This is a narrative review of data about delivery methods for benzodiazepines alternative to the intravenous and oral routes for the acute treatment of seizures” Mula (2016).
Benzodiazepines represent the first-line treatment for the acute management of epileptic seizures and status epilepticus. The emergency use of benzodiazepines must be timely, and because most seizures occur outside of the hospital environment, there is a significant need for delivery methods that are easy for nonclinical caregivers to use and administer quickly and safely. In addition, the ideal route of administration should be reliable in terms of absorption. Rectal diazepam is the only licensed formulation in the USA, whereas rectal diazepam and buccal midazolam are currently licensed in the EU. However, the sometimes unpredictable absorption with rectal and buccal administration means they are not ideal routes.
ReTweet if useful… What are the non-intravenous routes for Benzodiazepines in epilepsy? http://ctt.ec/J616j+ @ivteam #ivteam

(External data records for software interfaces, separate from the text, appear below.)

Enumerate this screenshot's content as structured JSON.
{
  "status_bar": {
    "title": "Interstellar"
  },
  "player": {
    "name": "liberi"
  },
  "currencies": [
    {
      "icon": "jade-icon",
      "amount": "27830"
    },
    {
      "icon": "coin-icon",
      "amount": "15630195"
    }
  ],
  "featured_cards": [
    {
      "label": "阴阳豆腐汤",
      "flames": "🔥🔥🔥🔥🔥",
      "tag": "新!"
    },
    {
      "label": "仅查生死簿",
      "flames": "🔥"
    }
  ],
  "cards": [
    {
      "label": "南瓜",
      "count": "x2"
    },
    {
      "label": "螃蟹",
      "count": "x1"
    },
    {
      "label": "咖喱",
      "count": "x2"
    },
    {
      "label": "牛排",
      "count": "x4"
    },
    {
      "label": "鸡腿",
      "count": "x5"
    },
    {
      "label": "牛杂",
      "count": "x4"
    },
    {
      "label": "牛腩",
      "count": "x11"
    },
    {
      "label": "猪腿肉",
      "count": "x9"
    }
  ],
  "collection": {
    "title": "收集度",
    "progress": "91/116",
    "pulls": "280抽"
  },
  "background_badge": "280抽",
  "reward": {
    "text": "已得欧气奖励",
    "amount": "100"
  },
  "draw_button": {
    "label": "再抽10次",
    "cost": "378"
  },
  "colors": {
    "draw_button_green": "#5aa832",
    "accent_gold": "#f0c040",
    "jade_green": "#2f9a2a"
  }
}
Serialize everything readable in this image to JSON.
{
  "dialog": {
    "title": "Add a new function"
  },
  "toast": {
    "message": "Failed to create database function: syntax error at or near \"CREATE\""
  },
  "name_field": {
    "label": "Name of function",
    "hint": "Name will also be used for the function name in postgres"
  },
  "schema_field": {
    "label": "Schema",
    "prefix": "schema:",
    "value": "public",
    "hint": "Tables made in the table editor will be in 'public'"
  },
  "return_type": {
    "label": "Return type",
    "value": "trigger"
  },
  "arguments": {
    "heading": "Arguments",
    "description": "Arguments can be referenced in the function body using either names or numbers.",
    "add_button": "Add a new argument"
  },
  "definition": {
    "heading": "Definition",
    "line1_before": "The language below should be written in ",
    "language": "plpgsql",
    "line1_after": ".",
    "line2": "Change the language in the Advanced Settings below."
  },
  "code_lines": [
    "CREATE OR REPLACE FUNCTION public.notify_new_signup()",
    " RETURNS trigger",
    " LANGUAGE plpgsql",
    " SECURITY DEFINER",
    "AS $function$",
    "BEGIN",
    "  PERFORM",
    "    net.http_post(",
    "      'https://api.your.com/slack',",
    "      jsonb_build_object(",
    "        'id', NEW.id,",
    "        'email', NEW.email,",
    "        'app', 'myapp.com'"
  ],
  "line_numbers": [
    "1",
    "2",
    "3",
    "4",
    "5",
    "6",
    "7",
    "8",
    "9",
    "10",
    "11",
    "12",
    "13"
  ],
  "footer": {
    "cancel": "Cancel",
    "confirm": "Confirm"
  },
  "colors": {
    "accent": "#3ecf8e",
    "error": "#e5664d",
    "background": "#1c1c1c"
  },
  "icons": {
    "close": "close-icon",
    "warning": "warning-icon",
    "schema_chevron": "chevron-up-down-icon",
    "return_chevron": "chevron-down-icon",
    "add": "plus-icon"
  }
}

Several alternative routes are currently being explored. This is a narrative review of data about delivery methods for benzodiazepines alternative to the intravenous and oral routes for the acute treatment of seizures. Unconventional delivery options such as direct delivery to the central nervous system or inhalers are reported. Data show that intranasal diazepam or midazolam and the intramuscular auto-injector for midazolam are as effective as rectal or intravenous diazepam. Head-to-head comparisons with buccal midazolam are urgently needed. In addition, the majority of trials focused on children and adolescents, and further trials in adults are warranted.
Mula, M. (2016) New Non-Intravenous Routes for Benzodiazepines in Epilepsy: A Clinician Perspective. CNS Drugs. December 9th. [Epub ahead of print].
Thank you to our partners for supporting IVTEAM